___ Data records

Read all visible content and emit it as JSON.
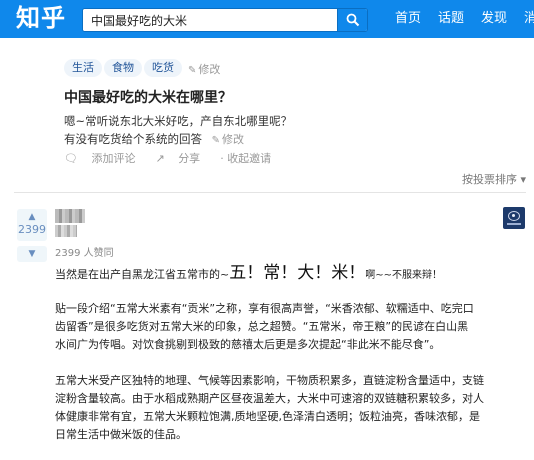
{
  "header": {
    "logo": "知乎",
    "search_value": "中国最好吃的大米",
    "nav": [
      "首页",
      "话题",
      "发现",
      "消"
    ]
  },
  "question": {
    "topics": [
      "生活",
      "食物",
      "吃货"
    ],
    "topics_edit": "修改",
    "title": "中国最好吃的大米在哪里？",
    "desc_line1": "嗯~常听说东北大米好吃，产自东北哪里呢？",
    "desc_line2": "有没有吃货给个系统的回答",
    "desc_edit": "修改",
    "add_comment": "添加评论",
    "share": "分享",
    "collapse_invite": "收起邀请",
    "sort": "按投票排序"
  },
  "answer": {
    "upvotes": "2399",
    "votes_line": "2399 人赞同",
    "line1_pre": "当然是在出产自黑龙江省五常市的~",
    "line1_big": "五！常！大！米！",
    "line1_post": "啊~~不服来辩！",
    "paragraph1": [
      "贴一段介绍“五常大米素有“贡米”之称，享有很高声誉，“米香浓郁、软糯适中、吃完口",
      "齿留香”是很多吃货对五常大米的印象，总之超赞。“五常米，帝王粮”的民谚在白山黑",
      "水间广为传唱。对饮食挑剔到极致的慈禧太后更是多次提起“非此米不能尽食”。"
    ],
    "paragraph2": [
      "五常大米受产区独特的地理、气候等因素影响，干物质积累多，直链淀粉含量适中，支链",
      "淀粉含量较高。由于水稻成熟期产区昼夜温差大，大米中可速溶的双链糖积累较多，对人",
      "体健康非常有宜，五常大米颗粒饱满,质地坚硬,色泽清白透明；饭粒油亮，香味浓郁，是",
      "日常生活中做米饭的佳品。"
    ]
  }
}
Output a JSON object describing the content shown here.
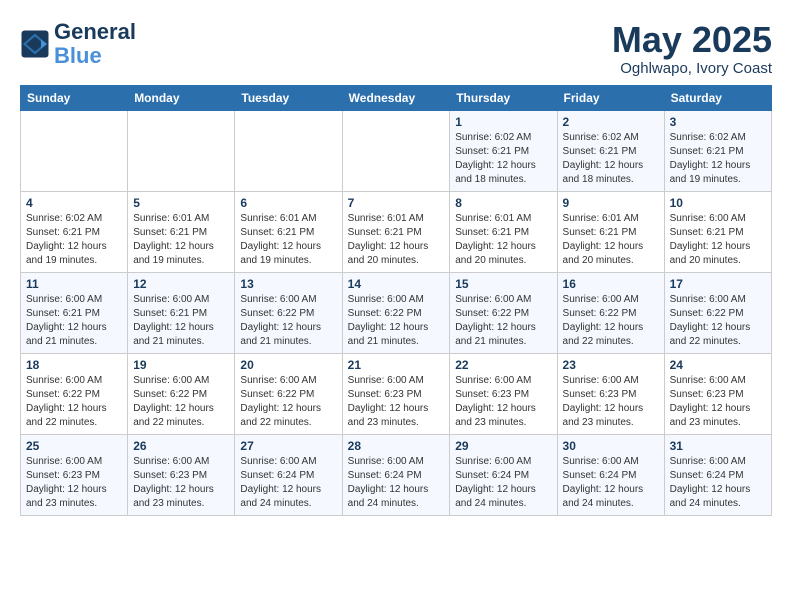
{
  "header": {
    "logo_line1": "General",
    "logo_line2": "Blue",
    "month": "May 2025",
    "location": "Oghlwapo, Ivory Coast"
  },
  "weekdays": [
    "Sunday",
    "Monday",
    "Tuesday",
    "Wednesday",
    "Thursday",
    "Friday",
    "Saturday"
  ],
  "weeks": [
    [
      {
        "day": "",
        "content": ""
      },
      {
        "day": "",
        "content": ""
      },
      {
        "day": "",
        "content": ""
      },
      {
        "day": "",
        "content": ""
      },
      {
        "day": "1",
        "content": "Sunrise: 6:02 AM\nSunset: 6:21 PM\nDaylight: 12 hours\nand 18 minutes."
      },
      {
        "day": "2",
        "content": "Sunrise: 6:02 AM\nSunset: 6:21 PM\nDaylight: 12 hours\nand 18 minutes."
      },
      {
        "day": "3",
        "content": "Sunrise: 6:02 AM\nSunset: 6:21 PM\nDaylight: 12 hours\nand 19 minutes."
      }
    ],
    [
      {
        "day": "4",
        "content": "Sunrise: 6:02 AM\nSunset: 6:21 PM\nDaylight: 12 hours\nand 19 minutes."
      },
      {
        "day": "5",
        "content": "Sunrise: 6:01 AM\nSunset: 6:21 PM\nDaylight: 12 hours\nand 19 minutes."
      },
      {
        "day": "6",
        "content": "Sunrise: 6:01 AM\nSunset: 6:21 PM\nDaylight: 12 hours\nand 19 minutes."
      },
      {
        "day": "7",
        "content": "Sunrise: 6:01 AM\nSunset: 6:21 PM\nDaylight: 12 hours\nand 20 minutes."
      },
      {
        "day": "8",
        "content": "Sunrise: 6:01 AM\nSunset: 6:21 PM\nDaylight: 12 hours\nand 20 minutes."
      },
      {
        "day": "9",
        "content": "Sunrise: 6:01 AM\nSunset: 6:21 PM\nDaylight: 12 hours\nand 20 minutes."
      },
      {
        "day": "10",
        "content": "Sunrise: 6:00 AM\nSunset: 6:21 PM\nDaylight: 12 hours\nand 20 minutes."
      }
    ],
    [
      {
        "day": "11",
        "content": "Sunrise: 6:00 AM\nSunset: 6:21 PM\nDaylight: 12 hours\nand 21 minutes."
      },
      {
        "day": "12",
        "content": "Sunrise: 6:00 AM\nSunset: 6:21 PM\nDaylight: 12 hours\nand 21 minutes."
      },
      {
        "day": "13",
        "content": "Sunrise: 6:00 AM\nSunset: 6:22 PM\nDaylight: 12 hours\nand 21 minutes."
      },
      {
        "day": "14",
        "content": "Sunrise: 6:00 AM\nSunset: 6:22 PM\nDaylight: 12 hours\nand 21 minutes."
      },
      {
        "day": "15",
        "content": "Sunrise: 6:00 AM\nSunset: 6:22 PM\nDaylight: 12 hours\nand 21 minutes."
      },
      {
        "day": "16",
        "content": "Sunrise: 6:00 AM\nSunset: 6:22 PM\nDaylight: 12 hours\nand 22 minutes."
      },
      {
        "day": "17",
        "content": "Sunrise: 6:00 AM\nSunset: 6:22 PM\nDaylight: 12 hours\nand 22 minutes."
      }
    ],
    [
      {
        "day": "18",
        "content": "Sunrise: 6:00 AM\nSunset: 6:22 PM\nDaylight: 12 hours\nand 22 minutes."
      },
      {
        "day": "19",
        "content": "Sunrise: 6:00 AM\nSunset: 6:22 PM\nDaylight: 12 hours\nand 22 minutes."
      },
      {
        "day": "20",
        "content": "Sunrise: 6:00 AM\nSunset: 6:22 PM\nDaylight: 12 hours\nand 22 minutes."
      },
      {
        "day": "21",
        "content": "Sunrise: 6:00 AM\nSunset: 6:23 PM\nDaylight: 12 hours\nand 23 minutes."
      },
      {
        "day": "22",
        "content": "Sunrise: 6:00 AM\nSunset: 6:23 PM\nDaylight: 12 hours\nand 23 minutes."
      },
      {
        "day": "23",
        "content": "Sunrise: 6:00 AM\nSunset: 6:23 PM\nDaylight: 12 hours\nand 23 minutes."
      },
      {
        "day": "24",
        "content": "Sunrise: 6:00 AM\nSunset: 6:23 PM\nDaylight: 12 hours\nand 23 minutes."
      }
    ],
    [
      {
        "day": "25",
        "content": "Sunrise: 6:00 AM\nSunset: 6:23 PM\nDaylight: 12 hours\nand 23 minutes."
      },
      {
        "day": "26",
        "content": "Sunrise: 6:00 AM\nSunset: 6:23 PM\nDaylight: 12 hours\nand 23 minutes."
      },
      {
        "day": "27",
        "content": "Sunrise: 6:00 AM\nSunset: 6:24 PM\nDaylight: 12 hours\nand 24 minutes."
      },
      {
        "day": "28",
        "content": "Sunrise: 6:00 AM\nSunset: 6:24 PM\nDaylight: 12 hours\nand 24 minutes."
      },
      {
        "day": "29",
        "content": "Sunrise: 6:00 AM\nSunset: 6:24 PM\nDaylight: 12 hours\nand 24 minutes."
      },
      {
        "day": "30",
        "content": "Sunrise: 6:00 AM\nSunset: 6:24 PM\nDaylight: 12 hours\nand 24 minutes."
      },
      {
        "day": "31",
        "content": "Sunrise: 6:00 AM\nSunset: 6:24 PM\nDaylight: 12 hours\nand 24 minutes."
      }
    ]
  ]
}
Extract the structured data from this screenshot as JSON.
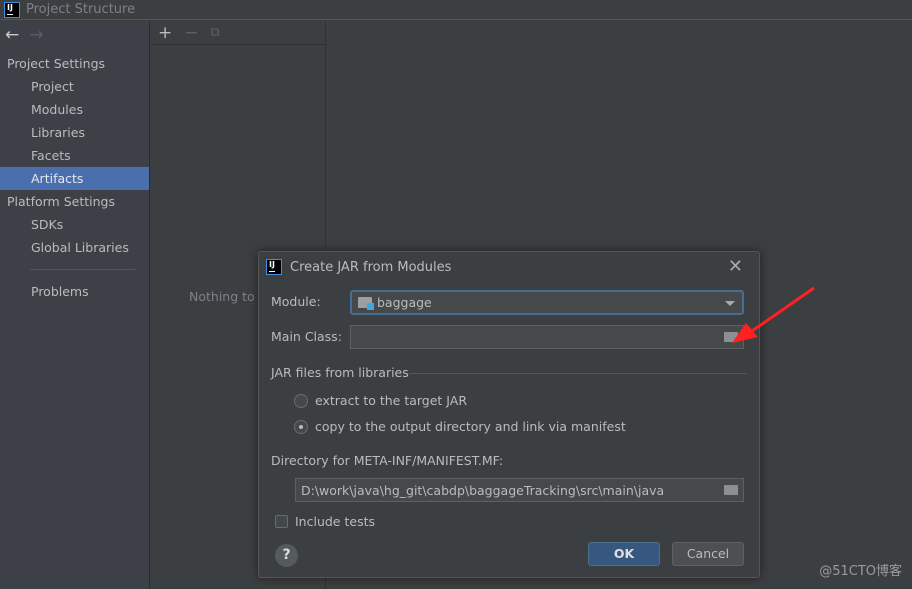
{
  "window": {
    "title": "Project Structure",
    "logo": "IJ"
  },
  "sidebar": {
    "sections": [
      {
        "label": "Project Settings",
        "items": [
          {
            "label": "Project"
          },
          {
            "label": "Modules"
          },
          {
            "label": "Libraries"
          },
          {
            "label": "Facets"
          },
          {
            "label": "Artifacts",
            "selected": true
          }
        ]
      },
      {
        "label": "Platform Settings",
        "items": [
          {
            "label": "SDKs"
          },
          {
            "label": "Global Libraries"
          }
        ]
      }
    ],
    "problems": "Problems"
  },
  "middle": {
    "empty_text": "Nothing to s"
  },
  "dialog": {
    "title": "Create JAR from Modules",
    "module_label": "Module:",
    "module_value": "baggage",
    "main_class_label": "Main Class:",
    "main_class_value": "",
    "jar_group": "JAR files from libraries",
    "radio_extract": "extract to the target JAR",
    "radio_copy": "copy to the output directory and link via manifest",
    "selected_radio": "copy",
    "dir_label": "Directory for META-INF/MANIFEST.MF:",
    "dir_value": "D:\\work\\java\\hg_git\\cabdp\\baggageTracking\\src\\main\\java",
    "include_tests": "Include tests",
    "include_tests_checked": false,
    "ok": "OK",
    "cancel": "Cancel",
    "help": "?"
  },
  "annotation": {
    "arrow_color": "#ff2020"
  },
  "watermark": "@51CTO博客",
  "colors": {
    "selection": "#4b6eaf",
    "ok_button": "#365880"
  }
}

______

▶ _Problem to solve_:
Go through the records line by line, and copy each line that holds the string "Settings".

▶ _Exercise result_:
        "label": "Project Settings",
        "label": "Platform Settings",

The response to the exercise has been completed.